Use some vistek platforms. The Series 320 VIP, and the Series 3200 VIP are good.
- 22 posts total
- 22 posts total
The only benefit you would get from reducing vibration to the Mac Mini would be to reduce vibration going to the hard drive--to prevent it from failing. However, as others are hinting with a cat analogy, if the hard drive can read the binary content (1s and 0s) you get your sound and it will be exactly the same.
Arguably, at some point vibration would make the Mac Mini's hard drive not function. But, at that point you wouldn't get sound at all.
Don't believe me that there's no audible difference in isolating a computer? Blindfold yourself and have a friend shake the Mini whilst playing a file and not shake it. Literally, shake it (but don't brake it). You won't be able to tell a thing. It's 1s and 0s.
Again, I do think you could make the argument that you don't want it vibrating because you don't want the hard drive's working reading mechanism (an arm) to slowly move out of alignment and fail. Yet, I would think that you would need a ton of vibration to make it fail or even skip.
Finally, the saying that anything with moving parts needs isolation to sound good is not correct. A phono cartridge will pick up vibration and it will effect sound. Loudspeakers arguably may lose focus if they are vibrating greatly. An amplifier? Now that's a stretch. Someone would need to explain why an amplifier's sound would be effected by vibrations. If you believe this do you also believe that we should isolate our plasma or lcd televisions?
PS Most hard drives and the software running them have giant buffers and error correction. This prevents you from noticing any problems if the hard drive skips or cannot read a section of 1s and 0s.
A lot of talk about the D/A process is jitter. Does excessive vibration contribute at all to jitter? I don't know a lot of the subject, but there are a lot of guys on Agon who are obsessed with isolation and vibration. I have my DirecTV receiver, my Mac Mini and hard drive all on the same rack as my other components including my turntable. I wanted less vibration to the turntable. The noise and vibration from the lousy DirecTV receiver was reduced when I put gum erasers under the feet. It's a $4 tip I read on another thread. I liked its result so I did the same with my mini and drive. I think getting them more airflow underneath is good too.
I don't know much about the tech regarding DACs, but the zeros and ones in a computer system that has two way communication is different than a digital audio signal which is one way. If there are problems or errors in the signal the DAC doesn't send a messages back saying 'hey, give me that packet again. there was an error in that last one.'

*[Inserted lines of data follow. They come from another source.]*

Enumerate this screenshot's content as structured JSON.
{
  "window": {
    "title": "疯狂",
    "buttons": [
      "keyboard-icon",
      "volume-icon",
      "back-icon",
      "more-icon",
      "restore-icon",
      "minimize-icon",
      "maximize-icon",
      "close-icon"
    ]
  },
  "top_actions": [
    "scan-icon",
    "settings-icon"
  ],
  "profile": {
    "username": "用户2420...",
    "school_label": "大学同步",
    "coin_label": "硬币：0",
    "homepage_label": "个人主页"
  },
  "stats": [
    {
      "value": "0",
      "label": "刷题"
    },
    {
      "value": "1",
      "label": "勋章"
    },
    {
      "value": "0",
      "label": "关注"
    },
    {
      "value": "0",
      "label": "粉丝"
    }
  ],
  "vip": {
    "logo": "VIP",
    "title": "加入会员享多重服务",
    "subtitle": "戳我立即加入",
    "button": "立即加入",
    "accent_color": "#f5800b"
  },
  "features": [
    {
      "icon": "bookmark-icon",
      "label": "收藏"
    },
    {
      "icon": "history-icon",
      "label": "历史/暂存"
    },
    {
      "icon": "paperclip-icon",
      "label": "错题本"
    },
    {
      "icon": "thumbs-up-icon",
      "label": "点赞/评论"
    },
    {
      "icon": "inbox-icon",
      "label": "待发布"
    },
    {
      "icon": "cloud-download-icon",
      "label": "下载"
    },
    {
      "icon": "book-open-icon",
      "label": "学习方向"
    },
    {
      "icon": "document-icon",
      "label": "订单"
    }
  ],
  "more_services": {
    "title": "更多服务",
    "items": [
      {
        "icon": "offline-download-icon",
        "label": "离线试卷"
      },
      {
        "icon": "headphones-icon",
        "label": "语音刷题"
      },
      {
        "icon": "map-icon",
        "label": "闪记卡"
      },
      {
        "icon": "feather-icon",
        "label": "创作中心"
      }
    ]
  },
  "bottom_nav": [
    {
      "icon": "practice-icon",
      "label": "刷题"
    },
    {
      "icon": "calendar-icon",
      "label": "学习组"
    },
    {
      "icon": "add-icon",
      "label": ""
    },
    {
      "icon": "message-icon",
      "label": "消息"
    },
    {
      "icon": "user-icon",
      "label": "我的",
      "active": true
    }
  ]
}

I was also in the 'it's all zeroes and ones' camp too; it just seems to make crystal clear sense, yes? But, unfortunately, my experience has just as clearly illustrated the opposite. A Mac G5 tower clearly sounds much better than a Mini or MBP in my system, and RollerBlocks under the Tower and external drives have been clearly beneficial as well. I really wish it wasn't so, but it is:-)

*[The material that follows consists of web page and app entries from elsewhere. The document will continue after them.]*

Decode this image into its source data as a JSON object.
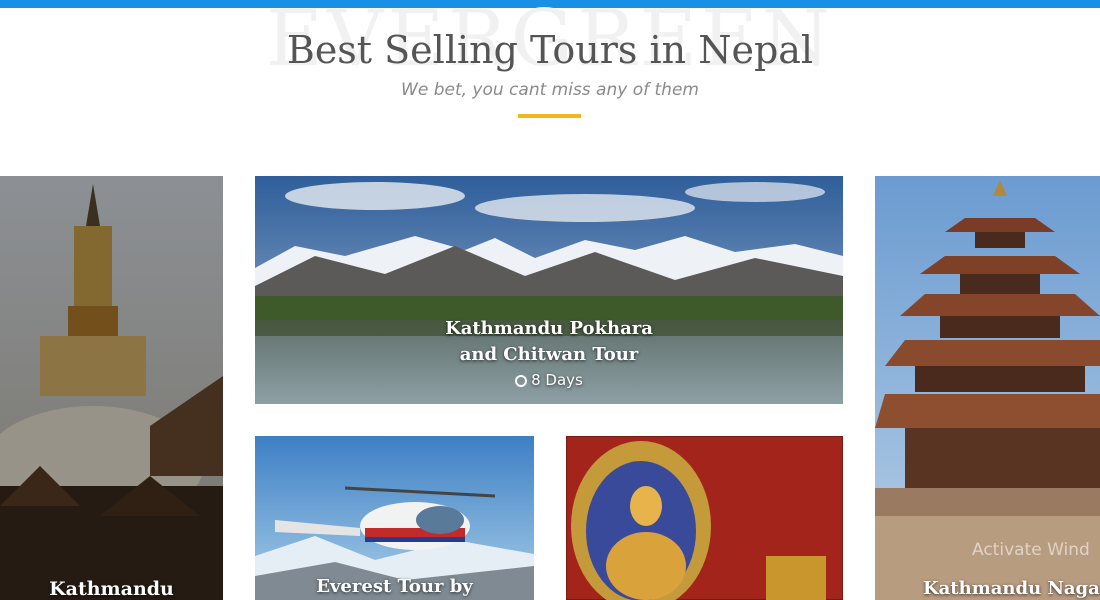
{
  "section": {
    "watermark": "EVERGREEN",
    "title": "Best Selling Tours in Nepal",
    "subtitle": "We bet, you cant miss any of them"
  },
  "tours": {
    "kathmandu": {
      "title": "Kathmandu"
    },
    "featured": {
      "title_line1": "Kathmandu Pokhara",
      "title_line2": "and Chitwan Tour",
      "duration": "8 Days"
    },
    "everest": {
      "title": "Everest Tour by"
    },
    "buddha": {
      "title": ""
    },
    "nagarkot": {
      "title": "Kathmandu Nagarkot"
    }
  },
  "system": {
    "watermark_text": "Activate Wind"
  },
  "colors": {
    "topbar": "#1a8fe6",
    "accent_underline": "#f0b81c",
    "heading_text": "#555555",
    "subtitle_text": "#8a8a8a"
  },
  "icons": {
    "duration": "clock-icon"
  }
}
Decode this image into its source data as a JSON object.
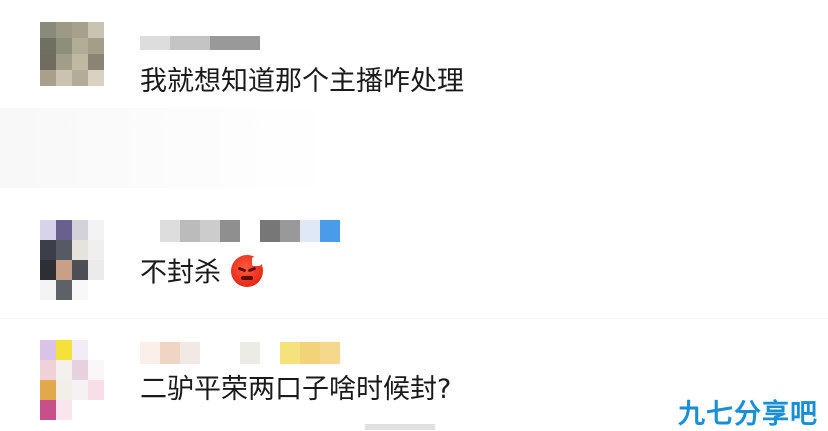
{
  "comments": [
    {
      "text": "我就想知道那个主播咋处理"
    },
    {
      "text": "不封杀",
      "emoji": "angry-face-emoji"
    },
    {
      "text": "二驴平荣两口子啥时候封?"
    }
  ],
  "watermark": "九七分享吧",
  "colors": {
    "text": "#1a1a1a",
    "watermark": "#1a8fd6",
    "emoji": "#e8291b"
  }
}
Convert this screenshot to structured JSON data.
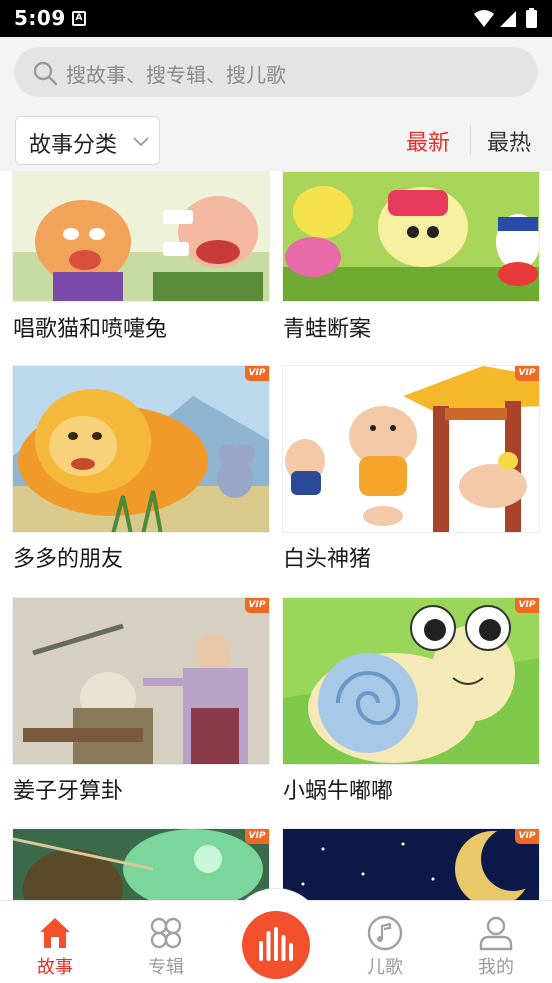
{
  "status_bar": {
    "time": "5:09",
    "notification_glyph": "A"
  },
  "search": {
    "placeholder": "搜故事、搜专辑、搜儿歌"
  },
  "filter": {
    "category_label": "故事分类",
    "sort_newest": "最新",
    "sort_hot": "最热",
    "active_sort": "最新"
  },
  "colors": {
    "accent": "#e8302a",
    "vip": "#f06a24",
    "player": "#f2502c",
    "inactive": "#9a9a9a"
  },
  "stories": [
    {
      "title": "唱歌猫和喷嚏兔",
      "vip": false
    },
    {
      "title": "青蛙断案",
      "vip": false
    },
    {
      "title": "多多的朋友",
      "vip": true,
      "vip_label": "VIP"
    },
    {
      "title": "白头神猪",
      "vip": true,
      "vip_label": "VIP"
    },
    {
      "title": "姜子牙算卦",
      "vip": true,
      "vip_label": "VIP"
    },
    {
      "title": "小蜗牛嘟嘟",
      "vip": true,
      "vip_label": "VIP"
    },
    {
      "title": "",
      "vip": true,
      "vip_label": "VIP"
    },
    {
      "title": "",
      "vip": true,
      "vip_label": "VIP"
    }
  ],
  "bottom_nav": {
    "items": [
      {
        "label": "故事",
        "icon": "home-icon",
        "active": true
      },
      {
        "label": "专辑",
        "icon": "album-icon",
        "active": false
      },
      {
        "label": "儿歌",
        "icon": "music-disc-icon",
        "active": false
      },
      {
        "label": "我的",
        "icon": "user-icon",
        "active": false
      }
    ],
    "center_icon": "player-bars-icon"
  }
}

In actual fact, the RollerBlocks made more of a difference than switching out an M Audio 24/192 card for the vaunted Lynx AES 16 card.